◆ **TASK**
Search the listing below for the word "reappears" and copy each line where it appears.

◆ **DATASET CONTENT**
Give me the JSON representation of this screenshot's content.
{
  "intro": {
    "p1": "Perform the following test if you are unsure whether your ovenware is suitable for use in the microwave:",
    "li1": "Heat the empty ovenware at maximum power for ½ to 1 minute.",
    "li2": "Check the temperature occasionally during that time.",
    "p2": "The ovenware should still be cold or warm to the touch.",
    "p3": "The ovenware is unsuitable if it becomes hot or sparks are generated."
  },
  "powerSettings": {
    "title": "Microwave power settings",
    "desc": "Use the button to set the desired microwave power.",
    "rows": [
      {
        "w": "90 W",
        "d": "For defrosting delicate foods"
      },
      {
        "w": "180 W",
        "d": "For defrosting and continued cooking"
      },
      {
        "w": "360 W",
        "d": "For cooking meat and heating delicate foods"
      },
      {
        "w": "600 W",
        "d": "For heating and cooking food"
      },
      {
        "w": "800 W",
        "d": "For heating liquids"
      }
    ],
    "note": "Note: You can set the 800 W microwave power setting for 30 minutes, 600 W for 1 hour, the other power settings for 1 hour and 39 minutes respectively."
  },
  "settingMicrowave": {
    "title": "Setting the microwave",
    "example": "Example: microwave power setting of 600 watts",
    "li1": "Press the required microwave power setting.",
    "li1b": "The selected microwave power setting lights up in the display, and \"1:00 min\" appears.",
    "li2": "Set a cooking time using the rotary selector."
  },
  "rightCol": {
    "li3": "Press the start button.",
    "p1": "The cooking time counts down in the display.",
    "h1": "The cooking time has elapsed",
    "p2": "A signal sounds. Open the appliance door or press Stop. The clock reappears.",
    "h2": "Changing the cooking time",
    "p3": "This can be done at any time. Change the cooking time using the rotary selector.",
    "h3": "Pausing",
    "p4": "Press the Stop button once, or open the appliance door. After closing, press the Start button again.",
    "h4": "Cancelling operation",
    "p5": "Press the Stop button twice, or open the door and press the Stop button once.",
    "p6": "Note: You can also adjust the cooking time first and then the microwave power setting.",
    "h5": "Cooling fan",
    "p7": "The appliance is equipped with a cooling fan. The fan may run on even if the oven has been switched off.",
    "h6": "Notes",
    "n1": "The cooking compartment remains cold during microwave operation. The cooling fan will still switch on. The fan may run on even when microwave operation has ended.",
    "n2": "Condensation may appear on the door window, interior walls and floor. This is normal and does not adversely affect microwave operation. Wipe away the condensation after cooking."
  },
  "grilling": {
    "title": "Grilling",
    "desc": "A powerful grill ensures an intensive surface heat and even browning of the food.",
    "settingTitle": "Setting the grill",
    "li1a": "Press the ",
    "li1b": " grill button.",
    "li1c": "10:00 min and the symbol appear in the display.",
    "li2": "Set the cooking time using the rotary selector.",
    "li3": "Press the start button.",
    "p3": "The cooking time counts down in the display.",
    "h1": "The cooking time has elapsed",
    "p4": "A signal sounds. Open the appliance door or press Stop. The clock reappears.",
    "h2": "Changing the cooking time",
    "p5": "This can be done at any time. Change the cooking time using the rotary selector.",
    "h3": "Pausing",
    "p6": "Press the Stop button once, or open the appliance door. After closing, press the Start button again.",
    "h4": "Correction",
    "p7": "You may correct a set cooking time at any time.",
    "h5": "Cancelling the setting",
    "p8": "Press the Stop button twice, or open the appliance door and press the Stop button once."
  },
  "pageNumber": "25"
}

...

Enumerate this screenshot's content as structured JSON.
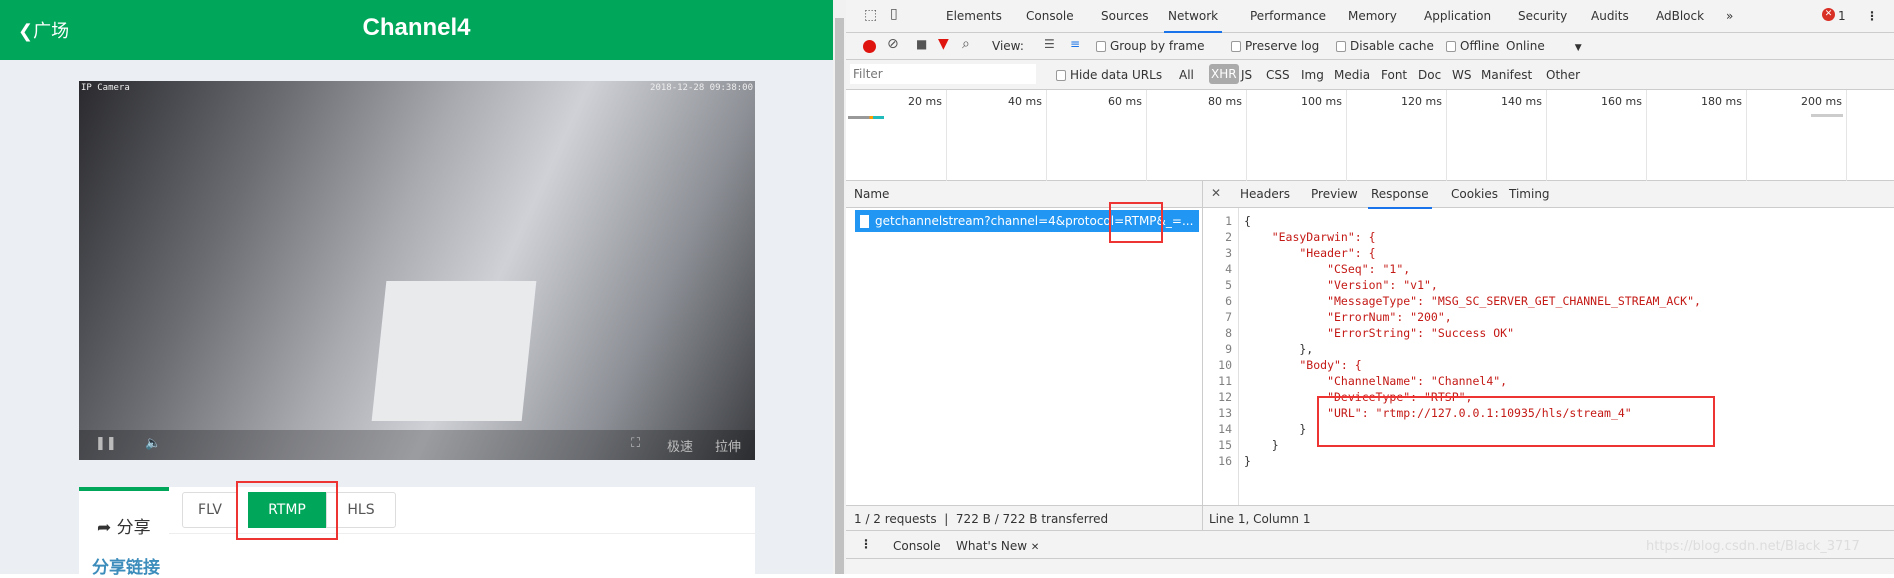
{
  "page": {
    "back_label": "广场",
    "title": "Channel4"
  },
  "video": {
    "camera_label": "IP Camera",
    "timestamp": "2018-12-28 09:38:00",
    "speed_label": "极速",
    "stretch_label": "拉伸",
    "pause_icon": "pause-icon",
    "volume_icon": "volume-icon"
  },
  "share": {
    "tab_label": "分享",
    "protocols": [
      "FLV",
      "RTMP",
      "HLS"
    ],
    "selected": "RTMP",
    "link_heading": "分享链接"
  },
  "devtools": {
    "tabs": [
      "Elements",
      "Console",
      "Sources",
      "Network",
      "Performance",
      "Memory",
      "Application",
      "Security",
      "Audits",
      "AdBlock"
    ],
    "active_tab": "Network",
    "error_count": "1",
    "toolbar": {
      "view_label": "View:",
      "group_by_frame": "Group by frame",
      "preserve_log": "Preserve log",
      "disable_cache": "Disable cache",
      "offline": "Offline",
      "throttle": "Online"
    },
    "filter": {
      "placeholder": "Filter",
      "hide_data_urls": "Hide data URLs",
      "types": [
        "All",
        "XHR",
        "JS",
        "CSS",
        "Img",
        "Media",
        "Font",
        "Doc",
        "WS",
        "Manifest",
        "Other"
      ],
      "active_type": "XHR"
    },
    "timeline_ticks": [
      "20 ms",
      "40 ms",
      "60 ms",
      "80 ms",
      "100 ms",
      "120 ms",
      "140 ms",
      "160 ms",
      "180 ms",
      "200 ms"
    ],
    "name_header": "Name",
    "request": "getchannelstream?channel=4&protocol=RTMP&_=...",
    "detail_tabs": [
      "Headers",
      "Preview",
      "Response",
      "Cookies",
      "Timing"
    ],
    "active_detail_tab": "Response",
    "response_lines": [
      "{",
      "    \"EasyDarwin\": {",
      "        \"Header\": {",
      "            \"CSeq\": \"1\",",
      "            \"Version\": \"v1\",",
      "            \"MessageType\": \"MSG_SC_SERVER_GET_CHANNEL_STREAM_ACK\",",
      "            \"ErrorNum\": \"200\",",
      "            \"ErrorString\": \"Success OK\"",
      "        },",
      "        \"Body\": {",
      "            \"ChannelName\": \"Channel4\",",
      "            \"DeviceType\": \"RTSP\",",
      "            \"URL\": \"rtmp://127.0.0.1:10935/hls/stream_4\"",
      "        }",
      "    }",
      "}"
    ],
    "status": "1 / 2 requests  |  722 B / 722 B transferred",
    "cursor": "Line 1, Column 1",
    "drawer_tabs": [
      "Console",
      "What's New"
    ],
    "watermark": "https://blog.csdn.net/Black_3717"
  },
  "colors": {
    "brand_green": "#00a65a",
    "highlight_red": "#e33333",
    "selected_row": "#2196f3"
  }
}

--

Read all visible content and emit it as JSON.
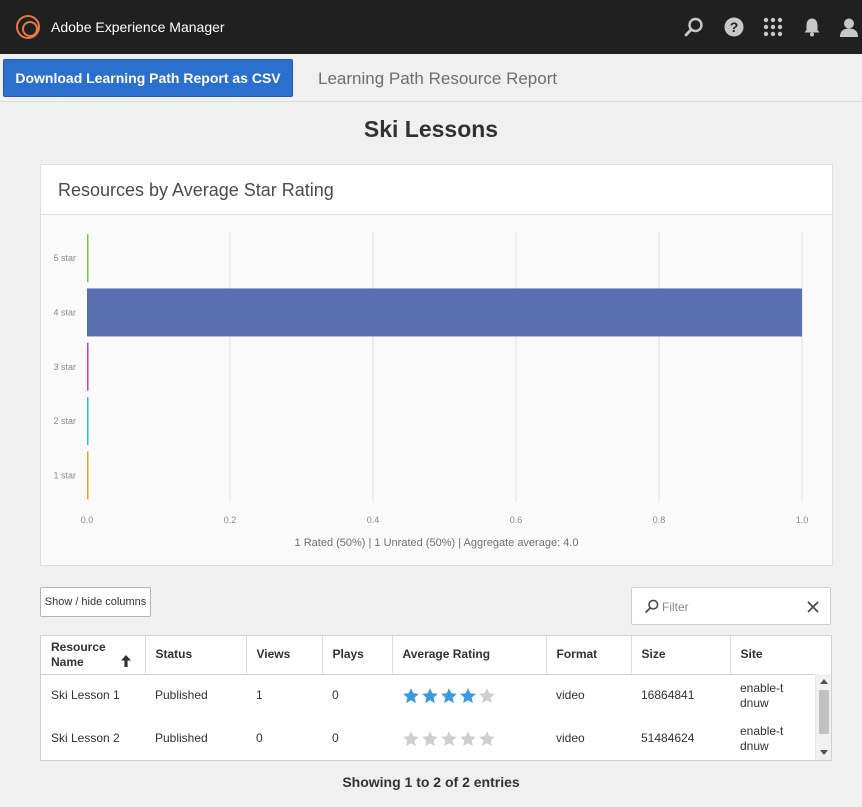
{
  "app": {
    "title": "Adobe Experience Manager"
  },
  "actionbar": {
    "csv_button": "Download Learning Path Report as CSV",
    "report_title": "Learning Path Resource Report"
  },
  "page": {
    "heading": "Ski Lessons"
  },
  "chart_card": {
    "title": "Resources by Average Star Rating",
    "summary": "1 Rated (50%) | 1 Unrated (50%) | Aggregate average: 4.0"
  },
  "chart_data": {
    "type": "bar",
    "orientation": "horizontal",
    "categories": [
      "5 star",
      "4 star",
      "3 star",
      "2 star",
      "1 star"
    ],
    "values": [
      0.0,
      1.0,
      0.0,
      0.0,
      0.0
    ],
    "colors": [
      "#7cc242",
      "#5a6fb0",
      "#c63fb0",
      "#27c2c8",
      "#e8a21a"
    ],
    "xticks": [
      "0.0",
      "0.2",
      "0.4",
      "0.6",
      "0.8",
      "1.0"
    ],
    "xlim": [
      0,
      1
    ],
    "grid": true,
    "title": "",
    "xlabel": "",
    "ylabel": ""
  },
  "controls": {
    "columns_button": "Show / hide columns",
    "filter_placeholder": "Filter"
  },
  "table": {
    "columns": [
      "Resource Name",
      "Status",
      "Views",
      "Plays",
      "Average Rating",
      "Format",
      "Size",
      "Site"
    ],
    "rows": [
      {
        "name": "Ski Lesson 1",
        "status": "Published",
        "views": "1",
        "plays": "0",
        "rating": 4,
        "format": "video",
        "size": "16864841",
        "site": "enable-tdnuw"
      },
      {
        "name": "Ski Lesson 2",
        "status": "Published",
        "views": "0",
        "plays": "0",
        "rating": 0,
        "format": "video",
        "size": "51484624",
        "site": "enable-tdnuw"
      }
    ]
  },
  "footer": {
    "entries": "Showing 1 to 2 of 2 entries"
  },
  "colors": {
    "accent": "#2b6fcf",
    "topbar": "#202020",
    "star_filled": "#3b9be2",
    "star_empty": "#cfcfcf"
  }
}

◆ **SOLUTION TO THE EXERCISE**
    "p2": "A signal sounds. Open the appliance door or press Stop. The clock reappears.",
    "p4": "A signal sounds. Open the appliance door or press Stop. The clock reappears.",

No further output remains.